Bring your needle up next to the central vein line, leaving a small gap. The needle should be positioned centrally within the design.
Take a stitch down next to the edge of the split stitch. Your stitch should run in the opposite direction you intend to work the satin stitch. This is so that when the satin stitch sits on top, it doesn’t slip between any padding stitches.
Bring your needle up next to where you have just taken the needle down. Create a parallel stitch as close to the first stitch without them overlapping. Buy doing this you are reducing the amount of stitching on the back, helping to keep it neat. Continue to work in this way to the base of the design.
When you have reached the end, repeat the process moving towards the point. You can then fill in the other side in the same way.

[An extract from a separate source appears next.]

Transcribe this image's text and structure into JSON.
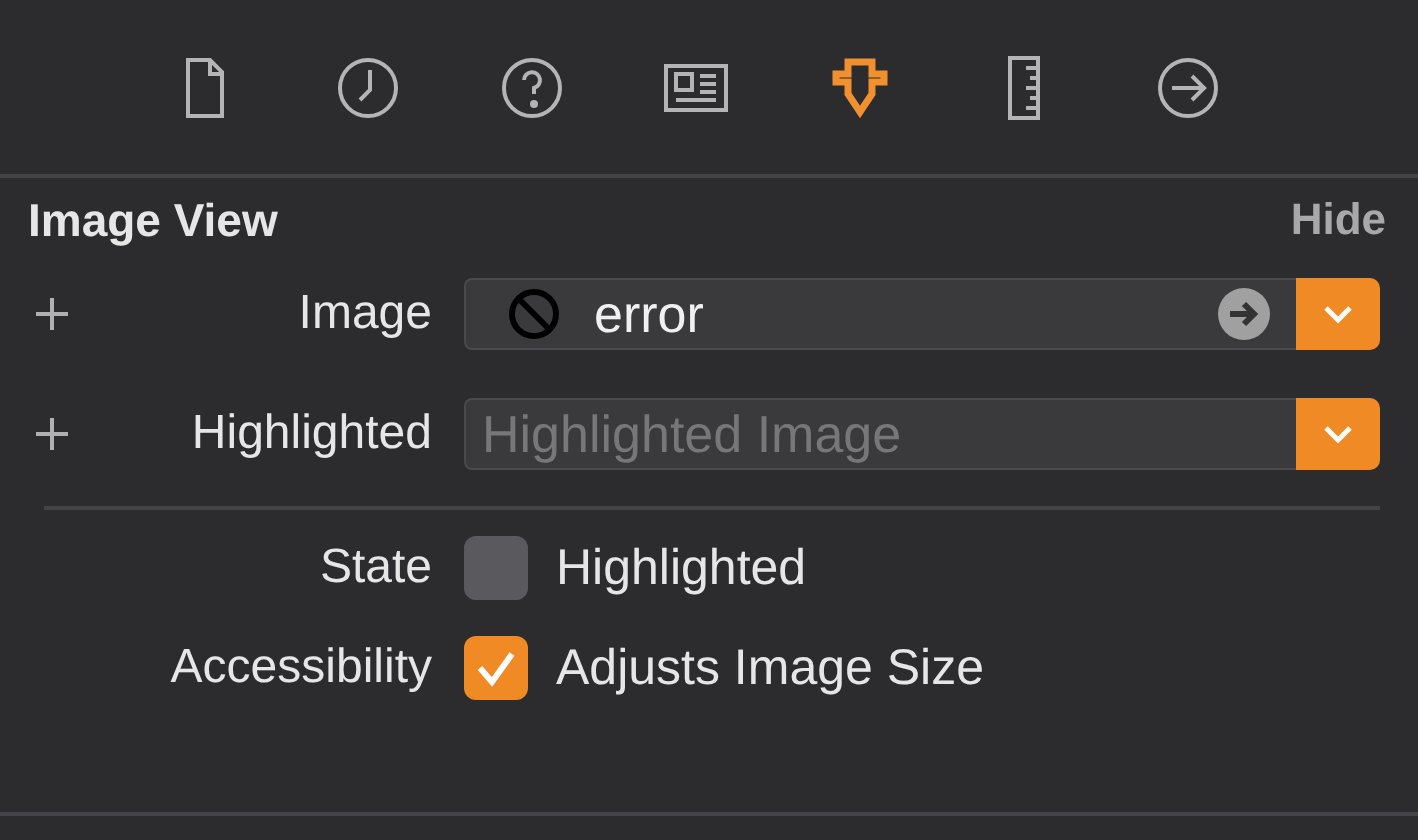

Bring your needle up about 5mm from the point, along the central vein.
Take a stitch down over the point, so that the split stitch is covered. It is important to extend the stitch fractionally beyond the split stitch as this gives you a nice, sharp point.
Bring your needle up again on the vein line slightly below your first stitch.
Take your needle down, next to your first stitch. It is very important to angle your needle along the side of the split stitch and towards the previous stitch. This helps to keep a good angle and a smooth outside edge. If you take your needle straight down, you will end up with a bitten effect along the edge and you will lose the angle.
Continue working your stitches in the same way, bringing your needle up fractionally away from the previous stitch and tucking your needle in closely when you take it down. You will find that by doing this the angle of your stitches will naturally sweep round. If you find this doesn’t happen, you may need to bring your needle up on the central vein, slightly closer to the previous stitch than you have been.
When you have finished the first side, you can work the opposite side in the same way. It is important when working your stitches, to make sure you leave a very small space down the centre to create the vein. This can then be filled with a stem stitch to neaten everything up.
I hope you have found this post useful? Feel free to comment with any questions.